NIAMEY, Niger – Thousands of protesters supporting a coup in Niger took to the streets Sunday and attacked the French embassy as West African governments warned of possible military action to restore democratic rule.
Protesters in the capital Niamey, many waving Russian flags, smashed windows at the French embassy and set fire to a perimeter door, but never breached the embassy walls.
Protesters filled the Boulevard de la Republique and several other main thoroughfares in the capital, some running, others riding motorcycles, and many packed into vehicles. They blocked cars at roundabouts and backed up traffic on side streets. Some shouted and waved flags, mostly from Niger.
Over the course of several minutes, hundreds of protesters passed us as we watched from a vehicle before deciding to turn around rather than try to navigate through the sea of people. The morning also brought another new presence to the streets of Niamey – dozens of police checkpoints.
Most protesters appeared to support the coup leaders, and for the most part those who gathered did not seem angry. In fact, many were smiling and seemed happy.
As the demonstrations unfolded in Niger, West African nations held an emergency summit in Nigeria and announced sweeping sanctions against Niger unless President Mohammed Bazoum was released from detention and returned to power.
The 15-nation Economic Community of West African States (ECOWAS) gave the coup leaders a week to reverse their seizure of power or face possible military intervention.
“In the event that the demands of the authorities are not met within one week (ECOWAS will) take all necessary measures to restore constitutional order in the Republic Niger. Such measures may include the use of force,” ECOWAS said in a statement.
ECOWAS said it was suspending all financial transactions with Niger, freezing Niger’s assets in central and commercial banks and imposing a travel ban and asset freeze on military officers involved in the coup.
The army officers leading the coup in Niger earlier said the ECOWAS bloc was on the verge of orchestrating a military intervention in the country.
Niger has been the anchor of the Western fight against terrorism in the turbulent Sahel region, where about 1,100 US troops operate drones and train local forces to fight Islamist extremists.
For decades, France ruled Niger as a colonial power until it gained independence in 1960. Paris has maintained an influential role since then and currently has around 1,500 troops conducting joint operations with local forces against Islamist extremists. A French state-owned company also operates a uranium mine in the north of the country.

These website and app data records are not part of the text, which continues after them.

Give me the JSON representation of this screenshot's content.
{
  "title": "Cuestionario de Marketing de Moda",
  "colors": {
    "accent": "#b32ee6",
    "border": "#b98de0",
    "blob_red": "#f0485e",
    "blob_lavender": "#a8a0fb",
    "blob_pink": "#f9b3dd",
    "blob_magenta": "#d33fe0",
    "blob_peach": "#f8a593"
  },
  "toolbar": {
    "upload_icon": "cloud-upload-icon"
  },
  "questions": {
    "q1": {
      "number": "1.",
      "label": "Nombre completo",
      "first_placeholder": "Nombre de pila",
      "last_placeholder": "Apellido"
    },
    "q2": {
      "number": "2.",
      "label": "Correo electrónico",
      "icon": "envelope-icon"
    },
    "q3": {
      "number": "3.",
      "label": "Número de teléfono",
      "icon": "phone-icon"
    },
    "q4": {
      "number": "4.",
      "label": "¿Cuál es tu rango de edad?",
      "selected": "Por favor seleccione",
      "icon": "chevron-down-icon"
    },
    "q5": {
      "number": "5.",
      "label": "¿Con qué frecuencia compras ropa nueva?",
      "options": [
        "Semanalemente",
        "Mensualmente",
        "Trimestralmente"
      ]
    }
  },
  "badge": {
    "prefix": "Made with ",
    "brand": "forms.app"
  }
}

French President Emmanuel Macron said on Sunday that attacks on France and its interests would not be tolerated.
“France calls for an end to the unacceptable violence observed today,” the French foreign ministry said, adding that it had tightened security at the country’s embassy in Niamey.
France also said it supported the statement by the West African leaders of ECOWAS condemning the coup.
US officials have condemned the military officers’ takeover, but have so far avoided using the word “coup”. Under US law, such a declaration would require the suspension of all US aid to the country and the end of all security cooperation with Niger.
US officials told NBC News that the situation remained fluid and it was unclear whether the coup would last. But they acknowledged that the strong statement from the ECOWAS summit may have heightened tensions in Niger
Foreign Minister Antony Blinken warned Saturday that economic and security ties between the United States and Niger will depend on the release of President Bazoum from house arrest and the restoration of “democratic order in Niger.”
Although U.S. officials say there is no evidence Russia was behind the coup, former diplomats and regional experts say Russia’s paramilitary Wagner Group has for months spewed anti-Western, anti-French propaganda that sought to portray President Bazoum government as puppets from Paris.
Wagner’s paramilitaries have ties to military juntas in Mali and other countries in the region. Yevgeny Prigozhin, the leader of the Wagner Group, which led a short-lived mutiny in Russia last month, praised the coup in Niger on Thursday, calling it a fight against “colonizers”.
By late Sunday night, the streets of Niamey were quiet, with most people obeying a nationwide curfew in effect for a fifth night. With President Bazoum still imprisoned in his presidential residence, there appeared to be no clear path to resolving Niger’s crisis.